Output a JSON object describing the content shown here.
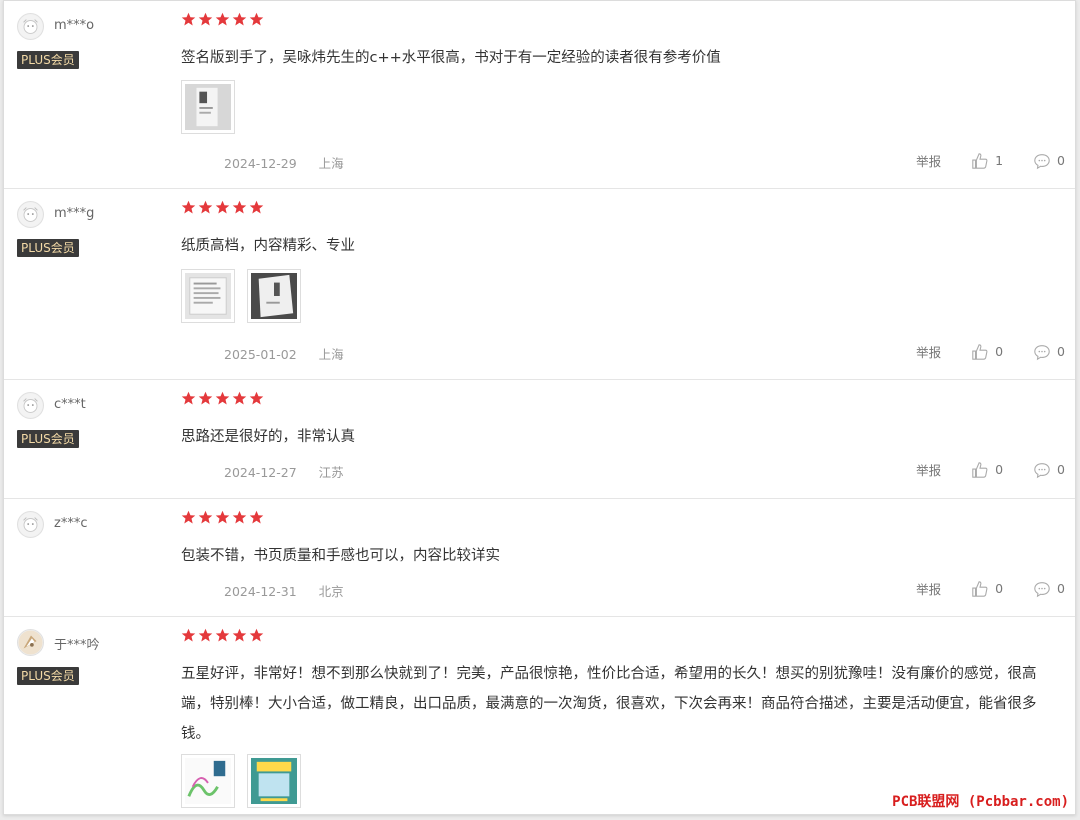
{
  "reviews": [
    {
      "user": "m***o",
      "badge": "PLUS会员",
      "rating": 5,
      "text": "签名版到手了，吴咏炜先生的c++水平很高，书对于有一定经验的读者很有参考价值",
      "date": "2024-12-29",
      "location": "上海",
      "report": "举报",
      "likes": "1",
      "comments": "0"
    },
    {
      "user": "m***g",
      "badge": "PLUS会员",
      "rating": 5,
      "text": "纸质高档，内容精彩、专业",
      "date": "2025-01-02",
      "location": "上海",
      "report": "举报",
      "likes": "0",
      "comments": "0"
    },
    {
      "user": "c***t",
      "badge": "PLUS会员",
      "rating": 5,
      "text": "思路还是很好的，非常认真",
      "date": "2024-12-27",
      "location": "江苏",
      "report": "举报",
      "likes": "0",
      "comments": "0"
    },
    {
      "user": "z***c",
      "badge": "",
      "rating": 5,
      "text": "包装不错，书页质量和手感也可以，内容比较详实",
      "date": "2024-12-31",
      "location": "北京",
      "report": "举报",
      "likes": "0",
      "comments": "0"
    },
    {
      "user": "于***吟",
      "badge": "PLUS会员",
      "rating": 5,
      "text": "五星好评，非常好！想不到那么快就到了！完美，产品很惊艳，性价比合适，希望用的长久！想买的别犹豫哇！没有廉价的感觉，很高端，特别棒！大小合适，做工精良，出口品质，最满意的一次淘货，很喜欢，下次会再来！商品符合描述，主要是活动便宜，能省很多钱。",
      "date": "",
      "location": "",
      "report": "",
      "likes": "",
      "comments": ""
    }
  ],
  "watermark": "PCB联盟网 (Pcbbar.com)",
  "colors": {
    "star": "#e4393c",
    "badge_bg": "#3a3a3a",
    "badge_text": "#f2d9a6",
    "watermark": "#d81e1e"
  }
}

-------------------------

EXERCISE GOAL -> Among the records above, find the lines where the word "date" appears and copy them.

RESULT OF THE TASK ->
      "date": "2024-12-29",
      "date": "2025-01-02",
      "date": "2024-12-27",
      "date": "2024-12-31",
      "date": "",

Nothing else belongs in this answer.